In the comments section, please add details of the activities that were on the stand and the people involved, thanks!

Project Patient 0

Beth Levick, Cassandra Raby, and Amanda Minter.

Beth and her team ran an amazing project on infection spread. In the end, they had 120 individual participants recorded over 40 different groups. They are planning to do further analysis of the data so watch this space!

Beth, let me know in the comments everyone who was involved, the number of people infected, etc (feel free also to write a separate post just about this project if you wish!).

Judge of the NSEC regional heat competition

Raphaël Lévy 

I had been invited by former student Zoe Chapman, communication officer for MerseySTEM to judge projects. It was good fun. I learnt about black holes, hydrophobic coatings, the hydrodynamics of cycle helmets, throrium as the future (?)of energy production, and a few essential science tricks to survive in case of an (infectious) apocalypse.

The judging team:

Aquaponics Jens Thomas, Paul Myers and Dan Groom

Jens, Paul and Dan  from Farm Urban had a beautiful stand next to the main stage showing off their new @VydroFarm growing system and demonstrating their “Build Your Own” aquaponics systems for schools. Although the VydroFarm can grow 140 lettuces every 28 days and glows a psychedelic pink with its full spectrum Valoya grow lights, it had trouble competing with fishy and fishy; the two goldfish in our aquaponics system named by Paul’s two-year old daughter. It was a great day and we had a tremendous amount of interest in our systems and workshops. During our spare time we learnt how to milk a cow, extract DNA from strawberry’s and discussed the potential mechanisms through which caterpillars may change colour.

‘Meet the Future You’

Kate Hammond

Kate Hammond took part in the ‘Meet the Future You’ event organised by Tomorrows Engineers. Students got the chance to quiz a group of STEM professionals about our careers, including Kate (a lecturer in Genetics and Molecular Biology), an engineer from Landrover and Sarah who designs nuclear reactors for submarines (very cool!). The students asked us everything from what we do each day, to what inspired us to take up our career to, most crucially, how much we get paid.

Kate Hammond at the

Kate Hammond at the “Meet the Future You” event #BigBangNW

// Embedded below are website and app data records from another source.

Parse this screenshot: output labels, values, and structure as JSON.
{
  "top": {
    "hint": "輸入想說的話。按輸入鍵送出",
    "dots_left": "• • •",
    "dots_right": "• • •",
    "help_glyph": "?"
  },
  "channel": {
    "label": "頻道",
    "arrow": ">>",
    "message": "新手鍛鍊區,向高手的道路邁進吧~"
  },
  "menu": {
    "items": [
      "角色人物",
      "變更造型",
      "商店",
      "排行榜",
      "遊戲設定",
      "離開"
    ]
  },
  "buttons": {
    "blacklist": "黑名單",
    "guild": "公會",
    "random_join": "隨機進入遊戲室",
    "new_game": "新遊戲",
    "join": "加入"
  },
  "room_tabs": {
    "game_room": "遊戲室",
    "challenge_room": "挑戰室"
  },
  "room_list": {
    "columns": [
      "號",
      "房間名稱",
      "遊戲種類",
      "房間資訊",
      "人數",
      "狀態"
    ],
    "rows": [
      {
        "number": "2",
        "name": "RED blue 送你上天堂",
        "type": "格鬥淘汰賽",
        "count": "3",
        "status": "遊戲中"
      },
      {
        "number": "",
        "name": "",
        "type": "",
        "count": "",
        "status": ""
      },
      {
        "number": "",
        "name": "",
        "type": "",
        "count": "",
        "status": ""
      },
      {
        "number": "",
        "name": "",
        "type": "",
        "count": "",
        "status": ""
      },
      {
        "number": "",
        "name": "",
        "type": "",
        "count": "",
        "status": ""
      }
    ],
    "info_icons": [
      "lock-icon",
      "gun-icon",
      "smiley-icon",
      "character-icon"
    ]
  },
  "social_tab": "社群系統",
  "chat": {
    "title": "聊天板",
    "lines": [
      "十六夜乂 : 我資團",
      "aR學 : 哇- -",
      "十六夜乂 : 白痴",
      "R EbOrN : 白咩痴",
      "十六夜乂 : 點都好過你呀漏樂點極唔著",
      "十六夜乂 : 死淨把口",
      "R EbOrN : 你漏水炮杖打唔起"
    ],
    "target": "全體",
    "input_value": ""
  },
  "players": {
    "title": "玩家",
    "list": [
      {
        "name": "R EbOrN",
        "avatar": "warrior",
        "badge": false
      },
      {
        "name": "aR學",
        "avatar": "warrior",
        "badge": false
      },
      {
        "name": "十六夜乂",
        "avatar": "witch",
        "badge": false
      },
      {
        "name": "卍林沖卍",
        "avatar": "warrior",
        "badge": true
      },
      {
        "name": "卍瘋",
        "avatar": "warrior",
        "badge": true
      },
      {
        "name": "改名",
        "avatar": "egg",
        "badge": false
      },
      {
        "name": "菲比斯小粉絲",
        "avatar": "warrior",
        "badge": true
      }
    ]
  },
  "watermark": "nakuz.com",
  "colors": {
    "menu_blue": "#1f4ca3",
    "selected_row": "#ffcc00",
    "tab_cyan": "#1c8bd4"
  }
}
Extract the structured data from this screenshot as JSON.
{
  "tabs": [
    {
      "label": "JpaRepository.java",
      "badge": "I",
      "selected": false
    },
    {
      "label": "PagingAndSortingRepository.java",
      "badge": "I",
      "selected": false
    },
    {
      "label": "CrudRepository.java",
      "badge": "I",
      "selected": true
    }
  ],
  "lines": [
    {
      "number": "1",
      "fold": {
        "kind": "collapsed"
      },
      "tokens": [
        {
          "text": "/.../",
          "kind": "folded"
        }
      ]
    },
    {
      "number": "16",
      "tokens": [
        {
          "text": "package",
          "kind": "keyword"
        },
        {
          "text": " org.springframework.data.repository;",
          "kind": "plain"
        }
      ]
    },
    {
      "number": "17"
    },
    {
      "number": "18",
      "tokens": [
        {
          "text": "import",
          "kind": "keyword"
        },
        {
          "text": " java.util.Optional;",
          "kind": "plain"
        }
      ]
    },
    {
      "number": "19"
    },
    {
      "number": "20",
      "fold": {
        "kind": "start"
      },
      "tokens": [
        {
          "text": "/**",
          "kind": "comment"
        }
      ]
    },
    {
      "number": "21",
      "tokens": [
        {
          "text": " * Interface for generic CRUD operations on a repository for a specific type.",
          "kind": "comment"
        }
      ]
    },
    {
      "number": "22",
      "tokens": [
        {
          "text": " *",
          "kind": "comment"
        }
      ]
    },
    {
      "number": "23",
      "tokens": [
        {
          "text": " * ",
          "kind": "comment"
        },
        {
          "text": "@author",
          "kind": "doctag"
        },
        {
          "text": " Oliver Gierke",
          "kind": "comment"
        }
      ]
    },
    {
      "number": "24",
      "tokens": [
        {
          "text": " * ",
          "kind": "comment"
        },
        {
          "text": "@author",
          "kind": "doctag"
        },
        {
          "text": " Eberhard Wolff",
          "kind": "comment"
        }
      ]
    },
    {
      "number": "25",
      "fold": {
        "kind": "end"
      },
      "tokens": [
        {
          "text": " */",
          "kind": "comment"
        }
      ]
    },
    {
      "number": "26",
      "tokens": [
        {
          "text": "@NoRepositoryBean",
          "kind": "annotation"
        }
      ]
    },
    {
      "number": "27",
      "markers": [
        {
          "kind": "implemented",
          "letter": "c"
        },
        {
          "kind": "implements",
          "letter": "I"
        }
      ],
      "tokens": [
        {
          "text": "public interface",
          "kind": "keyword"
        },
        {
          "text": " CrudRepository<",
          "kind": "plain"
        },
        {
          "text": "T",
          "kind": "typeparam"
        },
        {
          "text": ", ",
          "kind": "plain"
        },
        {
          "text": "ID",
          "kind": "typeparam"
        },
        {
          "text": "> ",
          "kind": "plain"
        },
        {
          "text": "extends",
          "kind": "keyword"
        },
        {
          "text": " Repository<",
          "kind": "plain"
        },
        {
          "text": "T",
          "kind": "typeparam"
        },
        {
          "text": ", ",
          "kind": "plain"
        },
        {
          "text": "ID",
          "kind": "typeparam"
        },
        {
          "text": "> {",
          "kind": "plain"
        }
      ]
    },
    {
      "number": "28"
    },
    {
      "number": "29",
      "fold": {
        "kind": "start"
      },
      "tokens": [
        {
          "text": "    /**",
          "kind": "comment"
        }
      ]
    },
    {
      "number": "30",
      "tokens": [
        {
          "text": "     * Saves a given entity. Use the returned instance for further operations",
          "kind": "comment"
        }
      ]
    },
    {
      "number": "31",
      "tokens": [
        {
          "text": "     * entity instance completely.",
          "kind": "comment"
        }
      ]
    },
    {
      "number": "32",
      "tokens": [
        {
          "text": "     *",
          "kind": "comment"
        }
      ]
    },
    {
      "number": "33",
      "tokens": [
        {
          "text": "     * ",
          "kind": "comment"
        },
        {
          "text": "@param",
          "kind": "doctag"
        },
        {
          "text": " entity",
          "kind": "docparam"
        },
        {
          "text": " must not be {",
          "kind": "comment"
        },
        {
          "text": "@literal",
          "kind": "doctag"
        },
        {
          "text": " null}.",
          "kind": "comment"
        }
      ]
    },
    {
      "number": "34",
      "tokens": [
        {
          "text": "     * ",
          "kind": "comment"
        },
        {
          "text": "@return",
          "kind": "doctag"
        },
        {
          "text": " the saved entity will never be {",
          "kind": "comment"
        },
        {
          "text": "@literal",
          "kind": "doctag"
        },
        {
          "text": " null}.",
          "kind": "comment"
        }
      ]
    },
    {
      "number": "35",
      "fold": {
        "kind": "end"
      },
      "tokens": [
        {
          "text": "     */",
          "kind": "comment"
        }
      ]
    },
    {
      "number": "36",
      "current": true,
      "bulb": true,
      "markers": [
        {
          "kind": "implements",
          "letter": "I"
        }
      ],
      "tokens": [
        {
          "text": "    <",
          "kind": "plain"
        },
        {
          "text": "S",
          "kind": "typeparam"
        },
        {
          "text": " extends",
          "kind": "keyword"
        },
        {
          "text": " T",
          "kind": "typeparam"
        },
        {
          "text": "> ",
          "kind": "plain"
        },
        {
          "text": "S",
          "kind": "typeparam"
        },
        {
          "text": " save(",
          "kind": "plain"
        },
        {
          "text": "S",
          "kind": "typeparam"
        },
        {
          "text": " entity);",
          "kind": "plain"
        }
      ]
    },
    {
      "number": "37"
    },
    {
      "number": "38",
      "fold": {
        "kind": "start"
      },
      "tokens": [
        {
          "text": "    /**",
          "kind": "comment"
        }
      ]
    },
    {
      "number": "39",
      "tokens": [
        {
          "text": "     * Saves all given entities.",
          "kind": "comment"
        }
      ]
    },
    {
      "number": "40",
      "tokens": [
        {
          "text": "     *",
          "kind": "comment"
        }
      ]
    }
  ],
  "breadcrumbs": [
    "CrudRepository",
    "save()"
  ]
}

Life Sciences Outreach Society

Juhi Gupta, Hannah Sharp, Lauren Evans, Sapphire Rogers, Ant Smith, Amal Abdulkadhir, Hannah Smallwood and Amy Gillespie. Dr Hammond helped with the set up of the workshops.

Children at the Life Sciences stall at the Big Bang North West

Children at the Life Sciences stall at the Big Bang North West

Juhi says:

Us students from the Life Sciences Outreach Society joined in with the fun and excitement at this year’s fantastic Big Bang Fair! Returning for a second year, with the DNA Sweet Models and Strawberry DNA extraction workshops, we inspired yet more merseyside pupils. We got lots of great feedback from both the staff and pupils intrigued by our science – we certainly had lots of fun too!